(DATASET CONTENT)

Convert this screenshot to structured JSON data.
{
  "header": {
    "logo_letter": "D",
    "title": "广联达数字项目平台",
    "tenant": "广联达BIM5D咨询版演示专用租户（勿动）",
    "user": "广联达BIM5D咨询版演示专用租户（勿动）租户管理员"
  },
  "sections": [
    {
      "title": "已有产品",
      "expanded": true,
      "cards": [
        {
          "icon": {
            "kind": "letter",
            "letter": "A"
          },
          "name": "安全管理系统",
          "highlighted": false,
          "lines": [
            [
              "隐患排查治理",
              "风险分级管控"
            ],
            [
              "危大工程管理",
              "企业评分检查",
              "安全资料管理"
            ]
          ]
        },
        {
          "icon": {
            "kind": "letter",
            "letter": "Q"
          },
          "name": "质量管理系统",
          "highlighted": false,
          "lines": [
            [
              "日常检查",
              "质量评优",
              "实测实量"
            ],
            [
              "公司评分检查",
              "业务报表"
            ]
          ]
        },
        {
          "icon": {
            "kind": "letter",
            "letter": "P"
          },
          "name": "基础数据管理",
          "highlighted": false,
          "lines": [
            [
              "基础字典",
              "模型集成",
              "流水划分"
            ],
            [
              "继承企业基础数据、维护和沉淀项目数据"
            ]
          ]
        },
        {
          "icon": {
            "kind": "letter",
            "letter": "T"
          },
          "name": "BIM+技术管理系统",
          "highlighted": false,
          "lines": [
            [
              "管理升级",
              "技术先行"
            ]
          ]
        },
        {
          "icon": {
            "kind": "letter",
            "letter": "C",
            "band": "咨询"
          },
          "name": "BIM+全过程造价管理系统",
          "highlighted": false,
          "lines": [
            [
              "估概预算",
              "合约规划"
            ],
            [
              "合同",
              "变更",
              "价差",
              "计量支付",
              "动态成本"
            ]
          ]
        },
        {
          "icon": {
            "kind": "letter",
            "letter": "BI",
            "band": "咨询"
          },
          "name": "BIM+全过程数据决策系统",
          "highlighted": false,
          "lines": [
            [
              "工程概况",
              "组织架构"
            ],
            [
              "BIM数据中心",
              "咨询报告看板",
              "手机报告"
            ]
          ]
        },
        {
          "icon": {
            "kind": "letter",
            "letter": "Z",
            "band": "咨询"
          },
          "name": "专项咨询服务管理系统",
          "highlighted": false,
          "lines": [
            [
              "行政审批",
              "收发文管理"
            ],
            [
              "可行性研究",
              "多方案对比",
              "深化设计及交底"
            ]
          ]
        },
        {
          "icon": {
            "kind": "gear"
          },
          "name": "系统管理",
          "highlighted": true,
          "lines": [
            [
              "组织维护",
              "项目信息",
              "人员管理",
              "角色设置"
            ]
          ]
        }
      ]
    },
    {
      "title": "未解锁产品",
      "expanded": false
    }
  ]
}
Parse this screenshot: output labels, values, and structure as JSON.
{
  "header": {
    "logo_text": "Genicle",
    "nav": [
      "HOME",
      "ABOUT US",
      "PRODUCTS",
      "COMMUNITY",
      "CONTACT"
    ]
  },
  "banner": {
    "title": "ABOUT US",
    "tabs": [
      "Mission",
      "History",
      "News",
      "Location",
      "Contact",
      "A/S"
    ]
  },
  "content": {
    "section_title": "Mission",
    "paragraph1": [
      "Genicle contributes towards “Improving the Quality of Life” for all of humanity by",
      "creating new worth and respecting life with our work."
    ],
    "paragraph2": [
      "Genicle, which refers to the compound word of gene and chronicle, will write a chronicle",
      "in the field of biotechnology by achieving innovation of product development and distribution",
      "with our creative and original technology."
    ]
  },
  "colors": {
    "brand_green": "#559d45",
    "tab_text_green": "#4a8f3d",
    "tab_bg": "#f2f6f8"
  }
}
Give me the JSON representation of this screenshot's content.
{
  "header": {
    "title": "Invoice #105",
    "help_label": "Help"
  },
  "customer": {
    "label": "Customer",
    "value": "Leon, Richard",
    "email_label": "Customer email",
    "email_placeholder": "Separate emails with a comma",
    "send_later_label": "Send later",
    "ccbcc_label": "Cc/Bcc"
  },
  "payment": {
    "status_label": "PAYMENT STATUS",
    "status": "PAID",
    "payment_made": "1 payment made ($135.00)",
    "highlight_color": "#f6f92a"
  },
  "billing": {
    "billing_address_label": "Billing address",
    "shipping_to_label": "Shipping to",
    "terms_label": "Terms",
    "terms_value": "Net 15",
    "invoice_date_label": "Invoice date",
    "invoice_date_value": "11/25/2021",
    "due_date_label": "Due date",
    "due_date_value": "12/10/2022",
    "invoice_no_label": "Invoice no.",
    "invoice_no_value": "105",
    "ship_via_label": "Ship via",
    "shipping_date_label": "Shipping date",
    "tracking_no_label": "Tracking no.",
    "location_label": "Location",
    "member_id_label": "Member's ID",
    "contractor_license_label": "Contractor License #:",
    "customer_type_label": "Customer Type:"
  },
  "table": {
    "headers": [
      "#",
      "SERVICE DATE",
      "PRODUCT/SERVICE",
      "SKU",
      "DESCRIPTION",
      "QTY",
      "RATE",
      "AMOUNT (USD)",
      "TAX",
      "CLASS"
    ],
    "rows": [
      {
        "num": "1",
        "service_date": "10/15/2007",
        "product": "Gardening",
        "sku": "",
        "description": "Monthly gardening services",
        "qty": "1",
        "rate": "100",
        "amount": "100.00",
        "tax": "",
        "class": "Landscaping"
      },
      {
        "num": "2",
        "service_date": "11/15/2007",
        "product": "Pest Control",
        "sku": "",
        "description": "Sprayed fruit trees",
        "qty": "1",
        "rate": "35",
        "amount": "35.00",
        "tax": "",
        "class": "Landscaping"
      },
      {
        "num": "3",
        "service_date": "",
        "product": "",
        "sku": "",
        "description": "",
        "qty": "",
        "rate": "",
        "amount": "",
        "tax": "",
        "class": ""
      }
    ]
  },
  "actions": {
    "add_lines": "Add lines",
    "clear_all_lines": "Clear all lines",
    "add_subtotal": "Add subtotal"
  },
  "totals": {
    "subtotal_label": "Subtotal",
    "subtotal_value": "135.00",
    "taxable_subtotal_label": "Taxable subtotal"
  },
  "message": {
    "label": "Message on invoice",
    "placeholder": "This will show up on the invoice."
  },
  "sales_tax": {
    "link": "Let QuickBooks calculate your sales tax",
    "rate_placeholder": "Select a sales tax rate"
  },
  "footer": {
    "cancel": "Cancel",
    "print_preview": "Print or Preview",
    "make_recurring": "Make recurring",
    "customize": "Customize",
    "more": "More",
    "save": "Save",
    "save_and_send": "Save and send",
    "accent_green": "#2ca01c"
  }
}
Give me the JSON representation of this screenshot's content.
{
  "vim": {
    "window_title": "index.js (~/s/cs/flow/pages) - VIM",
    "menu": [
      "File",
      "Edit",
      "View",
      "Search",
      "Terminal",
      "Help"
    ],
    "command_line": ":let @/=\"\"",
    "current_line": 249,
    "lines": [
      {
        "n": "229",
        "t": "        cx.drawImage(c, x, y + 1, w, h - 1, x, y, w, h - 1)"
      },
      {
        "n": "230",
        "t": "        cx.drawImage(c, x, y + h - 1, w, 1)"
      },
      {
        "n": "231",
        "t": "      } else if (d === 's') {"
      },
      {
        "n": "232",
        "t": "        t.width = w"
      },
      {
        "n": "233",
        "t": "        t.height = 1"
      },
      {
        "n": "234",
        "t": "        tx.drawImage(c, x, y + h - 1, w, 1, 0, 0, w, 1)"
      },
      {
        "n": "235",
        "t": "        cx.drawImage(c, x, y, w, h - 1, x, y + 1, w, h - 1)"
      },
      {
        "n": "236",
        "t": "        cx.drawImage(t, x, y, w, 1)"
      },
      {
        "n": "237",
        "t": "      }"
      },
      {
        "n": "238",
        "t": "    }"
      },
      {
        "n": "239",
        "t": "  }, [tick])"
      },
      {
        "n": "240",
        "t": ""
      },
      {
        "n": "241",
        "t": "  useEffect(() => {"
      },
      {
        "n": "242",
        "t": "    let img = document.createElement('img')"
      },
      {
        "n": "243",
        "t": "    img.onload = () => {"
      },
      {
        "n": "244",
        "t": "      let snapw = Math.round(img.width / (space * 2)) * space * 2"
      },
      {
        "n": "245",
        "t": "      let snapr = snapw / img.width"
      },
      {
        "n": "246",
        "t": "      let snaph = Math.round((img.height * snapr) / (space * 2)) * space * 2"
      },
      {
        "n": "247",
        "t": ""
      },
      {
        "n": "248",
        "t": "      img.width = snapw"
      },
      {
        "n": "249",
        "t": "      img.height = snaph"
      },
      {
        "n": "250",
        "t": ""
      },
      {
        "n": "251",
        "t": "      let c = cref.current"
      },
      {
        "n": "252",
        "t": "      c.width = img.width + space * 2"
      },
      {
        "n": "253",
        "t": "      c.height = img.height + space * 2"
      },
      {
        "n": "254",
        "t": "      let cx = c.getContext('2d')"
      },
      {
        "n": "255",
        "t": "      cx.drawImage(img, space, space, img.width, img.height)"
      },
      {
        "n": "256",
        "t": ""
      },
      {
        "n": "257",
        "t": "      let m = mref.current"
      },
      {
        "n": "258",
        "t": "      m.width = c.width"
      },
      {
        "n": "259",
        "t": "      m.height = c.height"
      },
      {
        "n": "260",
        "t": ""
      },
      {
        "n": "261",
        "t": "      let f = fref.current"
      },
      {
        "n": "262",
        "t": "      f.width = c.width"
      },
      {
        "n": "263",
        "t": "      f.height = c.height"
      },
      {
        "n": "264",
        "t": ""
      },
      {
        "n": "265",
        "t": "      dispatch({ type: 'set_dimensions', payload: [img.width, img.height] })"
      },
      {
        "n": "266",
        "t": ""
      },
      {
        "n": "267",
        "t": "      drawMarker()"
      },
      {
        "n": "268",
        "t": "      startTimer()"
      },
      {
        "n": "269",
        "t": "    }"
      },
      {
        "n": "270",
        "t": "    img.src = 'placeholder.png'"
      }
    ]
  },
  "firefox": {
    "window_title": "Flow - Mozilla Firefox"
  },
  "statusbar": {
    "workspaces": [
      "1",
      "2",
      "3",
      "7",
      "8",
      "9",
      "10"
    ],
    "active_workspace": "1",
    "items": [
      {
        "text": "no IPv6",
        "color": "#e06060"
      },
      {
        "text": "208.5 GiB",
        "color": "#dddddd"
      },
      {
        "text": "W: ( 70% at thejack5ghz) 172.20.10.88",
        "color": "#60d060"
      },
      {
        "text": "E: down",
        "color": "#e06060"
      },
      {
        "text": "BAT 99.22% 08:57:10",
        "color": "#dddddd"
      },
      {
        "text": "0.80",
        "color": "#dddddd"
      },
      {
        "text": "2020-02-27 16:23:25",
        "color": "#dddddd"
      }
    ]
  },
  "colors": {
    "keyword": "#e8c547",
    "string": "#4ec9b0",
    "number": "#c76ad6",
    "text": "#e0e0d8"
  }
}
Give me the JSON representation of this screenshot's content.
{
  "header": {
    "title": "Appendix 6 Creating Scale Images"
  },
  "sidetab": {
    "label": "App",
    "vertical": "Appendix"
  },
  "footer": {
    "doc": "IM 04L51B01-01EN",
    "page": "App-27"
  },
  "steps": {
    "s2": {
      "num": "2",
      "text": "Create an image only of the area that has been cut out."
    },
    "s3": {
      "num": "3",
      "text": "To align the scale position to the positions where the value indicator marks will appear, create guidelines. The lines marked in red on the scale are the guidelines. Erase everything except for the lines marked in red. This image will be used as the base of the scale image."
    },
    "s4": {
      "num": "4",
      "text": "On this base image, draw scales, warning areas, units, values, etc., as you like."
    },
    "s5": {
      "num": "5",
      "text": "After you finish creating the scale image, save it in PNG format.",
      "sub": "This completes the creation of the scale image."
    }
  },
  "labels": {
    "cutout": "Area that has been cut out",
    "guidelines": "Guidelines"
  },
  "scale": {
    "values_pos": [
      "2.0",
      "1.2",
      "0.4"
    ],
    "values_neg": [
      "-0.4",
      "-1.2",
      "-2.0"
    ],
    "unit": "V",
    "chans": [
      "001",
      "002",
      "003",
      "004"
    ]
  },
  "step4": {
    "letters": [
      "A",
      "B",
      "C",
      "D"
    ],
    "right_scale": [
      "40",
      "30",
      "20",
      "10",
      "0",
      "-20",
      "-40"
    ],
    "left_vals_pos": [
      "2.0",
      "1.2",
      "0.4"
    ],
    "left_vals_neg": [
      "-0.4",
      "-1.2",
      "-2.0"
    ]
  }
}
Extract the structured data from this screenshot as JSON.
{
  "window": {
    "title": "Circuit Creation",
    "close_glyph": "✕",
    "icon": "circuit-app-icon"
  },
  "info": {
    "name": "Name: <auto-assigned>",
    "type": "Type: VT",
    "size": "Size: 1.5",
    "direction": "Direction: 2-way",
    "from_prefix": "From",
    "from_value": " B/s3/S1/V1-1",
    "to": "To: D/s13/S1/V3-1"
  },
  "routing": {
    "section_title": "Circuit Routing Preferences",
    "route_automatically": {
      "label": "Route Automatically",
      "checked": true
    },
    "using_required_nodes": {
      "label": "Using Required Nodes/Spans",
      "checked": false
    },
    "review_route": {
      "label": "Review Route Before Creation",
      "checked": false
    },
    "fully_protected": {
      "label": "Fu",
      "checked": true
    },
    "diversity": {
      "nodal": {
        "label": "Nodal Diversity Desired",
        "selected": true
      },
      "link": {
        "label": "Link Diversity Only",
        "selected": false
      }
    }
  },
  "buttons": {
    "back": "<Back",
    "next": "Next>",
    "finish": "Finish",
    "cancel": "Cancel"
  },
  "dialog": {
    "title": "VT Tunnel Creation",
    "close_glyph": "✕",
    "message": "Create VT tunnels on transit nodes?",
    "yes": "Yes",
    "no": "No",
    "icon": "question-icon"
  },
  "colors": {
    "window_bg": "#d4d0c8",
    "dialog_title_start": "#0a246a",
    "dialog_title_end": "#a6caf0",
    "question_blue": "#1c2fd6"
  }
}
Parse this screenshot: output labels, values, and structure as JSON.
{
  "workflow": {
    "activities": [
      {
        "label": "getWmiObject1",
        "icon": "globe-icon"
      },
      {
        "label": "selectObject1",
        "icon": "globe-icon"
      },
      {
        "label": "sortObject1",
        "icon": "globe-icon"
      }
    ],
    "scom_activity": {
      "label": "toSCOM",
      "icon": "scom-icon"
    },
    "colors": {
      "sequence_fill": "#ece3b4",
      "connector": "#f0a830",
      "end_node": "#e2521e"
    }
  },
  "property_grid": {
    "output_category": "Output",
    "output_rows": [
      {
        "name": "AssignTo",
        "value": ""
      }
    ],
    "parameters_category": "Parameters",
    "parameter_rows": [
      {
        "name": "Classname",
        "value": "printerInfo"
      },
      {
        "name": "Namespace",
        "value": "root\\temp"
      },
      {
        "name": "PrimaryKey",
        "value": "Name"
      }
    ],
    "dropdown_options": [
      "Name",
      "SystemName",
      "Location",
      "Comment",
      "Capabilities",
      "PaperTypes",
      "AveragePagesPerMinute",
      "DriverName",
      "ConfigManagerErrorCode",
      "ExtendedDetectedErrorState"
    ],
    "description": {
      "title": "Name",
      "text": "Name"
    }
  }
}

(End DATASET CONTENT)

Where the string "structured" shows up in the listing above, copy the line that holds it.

**TASK ANSWER**
Convert this screenshot to structured JSON data.
Extract the structured data from this screenshot as JSON.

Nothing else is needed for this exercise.